What is needed: If a line in the records below contains "Regjeringen", copy that line.

####

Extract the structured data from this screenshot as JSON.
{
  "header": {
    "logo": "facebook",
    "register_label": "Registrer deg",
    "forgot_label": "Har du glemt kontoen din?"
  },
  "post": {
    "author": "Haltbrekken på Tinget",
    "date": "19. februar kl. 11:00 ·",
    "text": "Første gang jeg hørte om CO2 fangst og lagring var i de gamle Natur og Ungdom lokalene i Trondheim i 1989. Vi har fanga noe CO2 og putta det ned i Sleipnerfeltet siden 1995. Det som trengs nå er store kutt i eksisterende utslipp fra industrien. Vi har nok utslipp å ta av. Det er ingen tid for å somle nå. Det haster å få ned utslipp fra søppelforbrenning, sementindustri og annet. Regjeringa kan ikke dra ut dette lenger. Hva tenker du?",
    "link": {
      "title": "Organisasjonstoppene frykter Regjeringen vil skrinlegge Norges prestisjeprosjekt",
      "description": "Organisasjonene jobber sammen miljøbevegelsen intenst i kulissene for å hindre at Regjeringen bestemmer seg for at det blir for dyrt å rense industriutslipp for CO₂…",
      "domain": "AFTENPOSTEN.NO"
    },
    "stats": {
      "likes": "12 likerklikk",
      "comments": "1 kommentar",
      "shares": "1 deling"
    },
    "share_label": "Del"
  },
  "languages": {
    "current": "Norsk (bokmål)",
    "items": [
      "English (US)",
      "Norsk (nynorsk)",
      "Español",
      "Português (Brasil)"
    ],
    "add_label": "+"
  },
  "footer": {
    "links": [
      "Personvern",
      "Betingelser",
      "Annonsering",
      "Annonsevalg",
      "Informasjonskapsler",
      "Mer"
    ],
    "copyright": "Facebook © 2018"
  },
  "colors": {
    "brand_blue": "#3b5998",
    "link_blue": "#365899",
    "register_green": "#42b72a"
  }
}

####

Result for this exercise:
      "title": "Organisasjonstoppene frykter Regjeringen vil skrinlegge Norges prestisjeprosjekt",
      "description": "Organisasjonene jobber sammen miljøbevegelsen intenst i kulissene for å hindre at Regjeringen bestemmer seg for at det blir for dyrt å rense industriutslipp for CO₂…",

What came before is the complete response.